[[ The data, beginning ]]
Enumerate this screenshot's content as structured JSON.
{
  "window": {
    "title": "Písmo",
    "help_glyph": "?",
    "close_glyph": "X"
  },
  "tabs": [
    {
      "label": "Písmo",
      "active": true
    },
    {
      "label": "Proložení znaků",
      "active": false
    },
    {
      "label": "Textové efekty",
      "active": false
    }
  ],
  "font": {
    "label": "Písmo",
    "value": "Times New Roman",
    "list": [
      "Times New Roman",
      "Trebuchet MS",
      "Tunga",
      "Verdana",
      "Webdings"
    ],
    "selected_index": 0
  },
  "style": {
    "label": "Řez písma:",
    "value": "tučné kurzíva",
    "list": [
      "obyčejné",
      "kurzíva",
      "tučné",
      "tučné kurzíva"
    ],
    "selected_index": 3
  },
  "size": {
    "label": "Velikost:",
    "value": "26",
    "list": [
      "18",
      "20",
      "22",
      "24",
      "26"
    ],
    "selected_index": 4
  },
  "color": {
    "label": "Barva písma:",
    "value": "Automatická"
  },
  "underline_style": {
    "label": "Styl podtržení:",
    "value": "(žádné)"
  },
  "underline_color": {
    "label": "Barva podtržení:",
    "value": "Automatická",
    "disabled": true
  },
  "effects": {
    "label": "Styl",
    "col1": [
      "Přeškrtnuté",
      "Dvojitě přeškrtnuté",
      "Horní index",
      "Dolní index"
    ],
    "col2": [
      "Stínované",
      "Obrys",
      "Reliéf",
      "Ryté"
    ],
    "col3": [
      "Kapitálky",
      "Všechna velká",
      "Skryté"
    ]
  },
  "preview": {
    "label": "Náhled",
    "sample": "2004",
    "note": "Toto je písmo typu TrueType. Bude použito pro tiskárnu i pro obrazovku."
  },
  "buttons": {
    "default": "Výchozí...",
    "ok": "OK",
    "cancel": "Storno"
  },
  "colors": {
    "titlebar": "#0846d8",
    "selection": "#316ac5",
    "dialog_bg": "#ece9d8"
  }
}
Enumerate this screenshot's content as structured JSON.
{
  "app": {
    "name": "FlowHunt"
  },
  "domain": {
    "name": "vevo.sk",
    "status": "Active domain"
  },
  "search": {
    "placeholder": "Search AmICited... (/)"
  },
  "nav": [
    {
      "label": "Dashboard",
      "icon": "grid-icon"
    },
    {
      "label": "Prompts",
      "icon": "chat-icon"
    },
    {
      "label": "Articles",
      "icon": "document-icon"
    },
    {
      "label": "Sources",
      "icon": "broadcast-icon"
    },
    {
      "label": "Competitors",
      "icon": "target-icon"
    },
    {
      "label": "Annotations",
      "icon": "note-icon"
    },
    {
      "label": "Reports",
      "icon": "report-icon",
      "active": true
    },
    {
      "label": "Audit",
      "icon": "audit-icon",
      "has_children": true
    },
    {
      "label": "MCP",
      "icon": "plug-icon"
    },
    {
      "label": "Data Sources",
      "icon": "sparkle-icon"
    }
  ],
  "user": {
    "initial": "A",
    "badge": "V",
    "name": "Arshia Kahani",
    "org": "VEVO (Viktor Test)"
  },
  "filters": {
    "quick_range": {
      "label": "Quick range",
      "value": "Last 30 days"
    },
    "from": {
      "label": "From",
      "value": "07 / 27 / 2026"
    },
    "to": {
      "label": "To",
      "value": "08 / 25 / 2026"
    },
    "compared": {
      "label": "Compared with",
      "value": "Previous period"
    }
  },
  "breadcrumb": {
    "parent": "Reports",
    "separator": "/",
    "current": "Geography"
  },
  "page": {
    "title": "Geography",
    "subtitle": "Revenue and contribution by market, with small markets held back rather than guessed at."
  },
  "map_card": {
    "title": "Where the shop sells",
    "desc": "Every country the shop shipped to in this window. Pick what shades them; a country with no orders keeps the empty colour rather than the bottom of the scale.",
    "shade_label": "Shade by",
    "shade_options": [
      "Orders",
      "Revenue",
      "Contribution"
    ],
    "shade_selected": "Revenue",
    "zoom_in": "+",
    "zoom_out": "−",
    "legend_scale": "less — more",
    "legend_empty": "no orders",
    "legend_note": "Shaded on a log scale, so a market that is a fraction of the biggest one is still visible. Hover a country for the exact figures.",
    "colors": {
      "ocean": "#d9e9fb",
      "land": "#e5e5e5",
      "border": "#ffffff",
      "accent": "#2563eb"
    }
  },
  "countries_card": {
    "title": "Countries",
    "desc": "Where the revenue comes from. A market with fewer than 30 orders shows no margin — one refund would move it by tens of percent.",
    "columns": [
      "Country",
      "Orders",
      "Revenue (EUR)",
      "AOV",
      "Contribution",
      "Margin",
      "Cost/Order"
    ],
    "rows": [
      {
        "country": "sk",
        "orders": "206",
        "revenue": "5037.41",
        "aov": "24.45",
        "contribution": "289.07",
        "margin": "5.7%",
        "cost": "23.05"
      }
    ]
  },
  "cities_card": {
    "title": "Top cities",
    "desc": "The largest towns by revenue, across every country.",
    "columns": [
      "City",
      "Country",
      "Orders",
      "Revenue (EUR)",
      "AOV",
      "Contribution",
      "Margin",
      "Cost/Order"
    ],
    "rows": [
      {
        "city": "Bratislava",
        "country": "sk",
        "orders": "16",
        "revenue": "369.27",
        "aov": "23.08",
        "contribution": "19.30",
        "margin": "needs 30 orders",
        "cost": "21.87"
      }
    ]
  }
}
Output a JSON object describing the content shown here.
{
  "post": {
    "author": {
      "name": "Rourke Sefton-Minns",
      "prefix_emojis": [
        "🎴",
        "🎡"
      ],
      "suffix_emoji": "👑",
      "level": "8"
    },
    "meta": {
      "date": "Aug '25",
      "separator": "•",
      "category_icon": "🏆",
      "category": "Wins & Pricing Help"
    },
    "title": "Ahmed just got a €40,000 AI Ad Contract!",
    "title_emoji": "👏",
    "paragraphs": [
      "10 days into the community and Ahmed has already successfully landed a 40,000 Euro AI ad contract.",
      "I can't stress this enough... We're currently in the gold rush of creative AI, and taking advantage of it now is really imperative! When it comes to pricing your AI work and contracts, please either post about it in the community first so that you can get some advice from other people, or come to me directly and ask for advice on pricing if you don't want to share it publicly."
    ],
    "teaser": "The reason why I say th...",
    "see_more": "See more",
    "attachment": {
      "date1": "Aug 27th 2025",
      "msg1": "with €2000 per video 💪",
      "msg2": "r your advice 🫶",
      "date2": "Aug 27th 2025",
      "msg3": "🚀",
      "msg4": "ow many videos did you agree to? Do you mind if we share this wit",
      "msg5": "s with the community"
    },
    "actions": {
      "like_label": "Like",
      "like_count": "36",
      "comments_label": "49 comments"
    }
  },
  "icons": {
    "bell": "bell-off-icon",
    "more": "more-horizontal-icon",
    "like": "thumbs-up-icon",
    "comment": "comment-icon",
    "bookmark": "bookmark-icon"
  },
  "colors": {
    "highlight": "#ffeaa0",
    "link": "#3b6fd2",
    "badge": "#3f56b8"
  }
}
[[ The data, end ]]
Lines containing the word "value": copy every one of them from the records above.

    "value": "Times New Roman",
    "value": "tučné kurzíva",
    "value": "26",
    "value": "Automatická"
    "value": "(žádné)"
    "value": "Automatická",
      "value": "Last 30 days"
      "value": "07 / 27 / 2026"
      "value": "08 / 25 / 2026"
      "value": "Previous period"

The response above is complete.